#### Data listing ####
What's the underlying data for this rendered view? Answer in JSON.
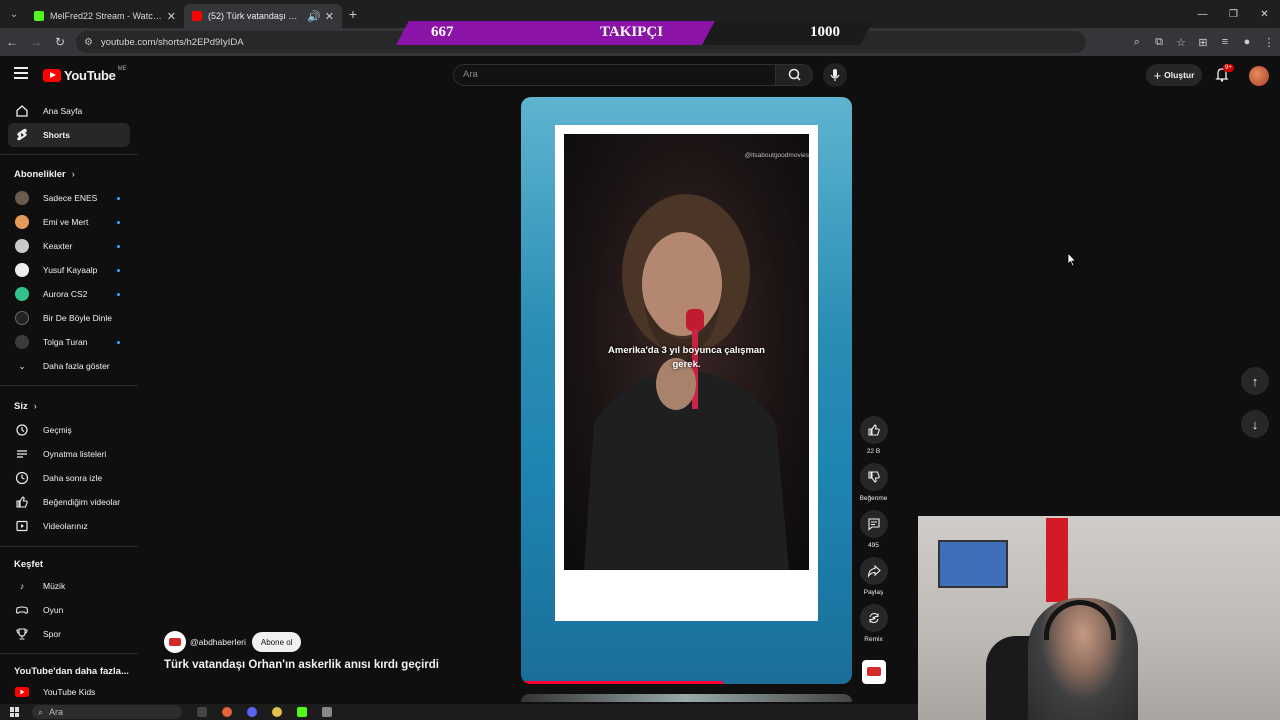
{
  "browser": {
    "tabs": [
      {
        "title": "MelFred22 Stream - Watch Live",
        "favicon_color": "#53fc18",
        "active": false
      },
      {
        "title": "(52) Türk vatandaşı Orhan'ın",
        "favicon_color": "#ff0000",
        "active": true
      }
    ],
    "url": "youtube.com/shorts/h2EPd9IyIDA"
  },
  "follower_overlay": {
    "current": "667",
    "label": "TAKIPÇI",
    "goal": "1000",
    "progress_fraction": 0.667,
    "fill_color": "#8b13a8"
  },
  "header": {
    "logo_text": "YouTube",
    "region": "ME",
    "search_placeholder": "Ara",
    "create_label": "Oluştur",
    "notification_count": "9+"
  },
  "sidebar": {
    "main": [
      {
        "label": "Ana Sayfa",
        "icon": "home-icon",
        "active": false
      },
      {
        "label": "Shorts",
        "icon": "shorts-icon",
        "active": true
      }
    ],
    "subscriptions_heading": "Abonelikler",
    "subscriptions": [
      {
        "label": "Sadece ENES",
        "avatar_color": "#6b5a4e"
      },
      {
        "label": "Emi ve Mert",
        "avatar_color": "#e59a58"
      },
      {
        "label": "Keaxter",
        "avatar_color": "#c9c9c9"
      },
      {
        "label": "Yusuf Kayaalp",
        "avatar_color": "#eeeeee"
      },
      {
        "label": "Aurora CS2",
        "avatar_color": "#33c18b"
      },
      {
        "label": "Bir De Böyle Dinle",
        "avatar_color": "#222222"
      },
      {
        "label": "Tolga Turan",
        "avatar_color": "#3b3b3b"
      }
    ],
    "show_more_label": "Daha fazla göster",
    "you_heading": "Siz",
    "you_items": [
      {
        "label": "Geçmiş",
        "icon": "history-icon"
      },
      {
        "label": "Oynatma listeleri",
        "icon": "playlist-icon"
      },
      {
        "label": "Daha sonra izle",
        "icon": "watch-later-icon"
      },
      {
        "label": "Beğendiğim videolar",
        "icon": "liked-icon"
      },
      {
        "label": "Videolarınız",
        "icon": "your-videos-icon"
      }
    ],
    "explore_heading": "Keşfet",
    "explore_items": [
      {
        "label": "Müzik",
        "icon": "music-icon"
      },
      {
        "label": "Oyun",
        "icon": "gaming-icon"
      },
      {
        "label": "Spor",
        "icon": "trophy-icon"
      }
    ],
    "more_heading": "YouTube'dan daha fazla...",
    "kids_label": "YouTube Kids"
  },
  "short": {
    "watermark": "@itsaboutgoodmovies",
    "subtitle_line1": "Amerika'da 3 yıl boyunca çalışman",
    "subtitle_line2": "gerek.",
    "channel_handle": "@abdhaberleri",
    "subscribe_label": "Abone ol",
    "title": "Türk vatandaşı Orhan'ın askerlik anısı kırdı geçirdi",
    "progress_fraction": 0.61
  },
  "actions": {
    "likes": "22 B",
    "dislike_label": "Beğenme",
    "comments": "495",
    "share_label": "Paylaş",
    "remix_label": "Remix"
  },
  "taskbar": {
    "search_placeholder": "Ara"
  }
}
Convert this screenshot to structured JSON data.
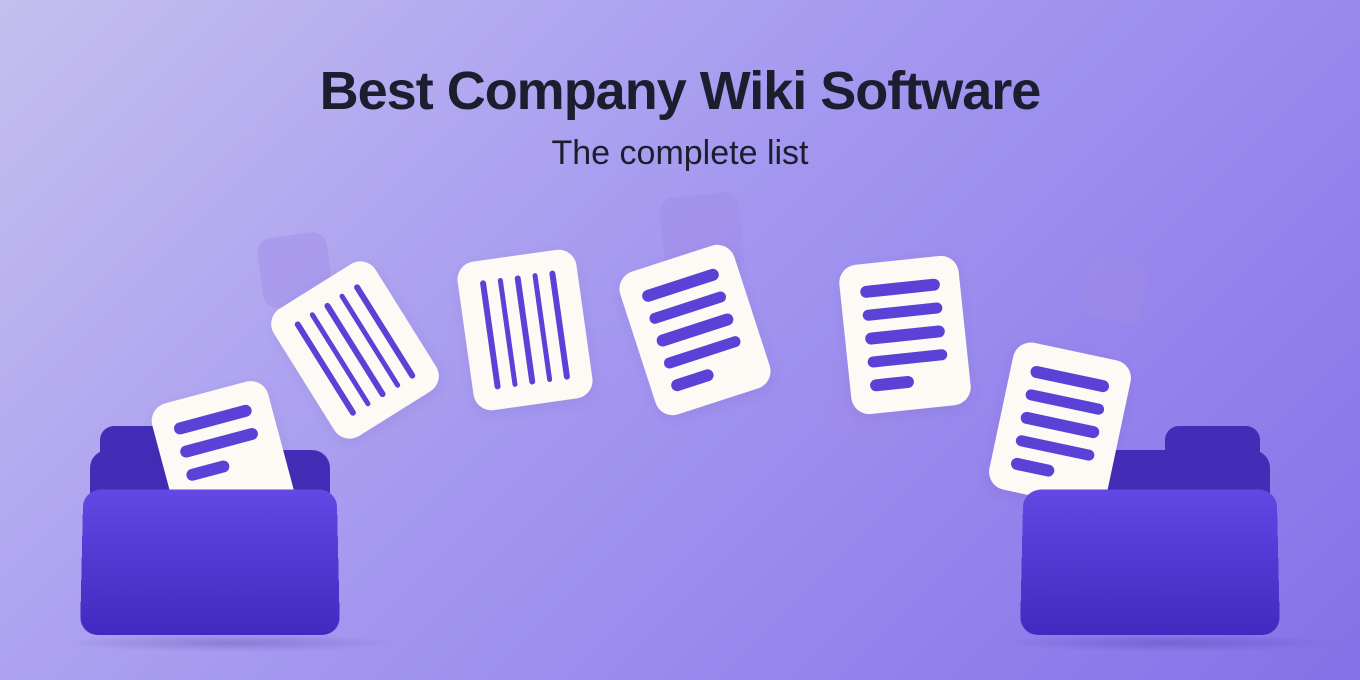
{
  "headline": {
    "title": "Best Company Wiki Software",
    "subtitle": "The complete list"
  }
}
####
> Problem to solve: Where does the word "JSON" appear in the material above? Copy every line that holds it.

> Reply:
What's the underlying data for this rendered view? Answer in JSON.
Convert this screenshot to structured JSON data.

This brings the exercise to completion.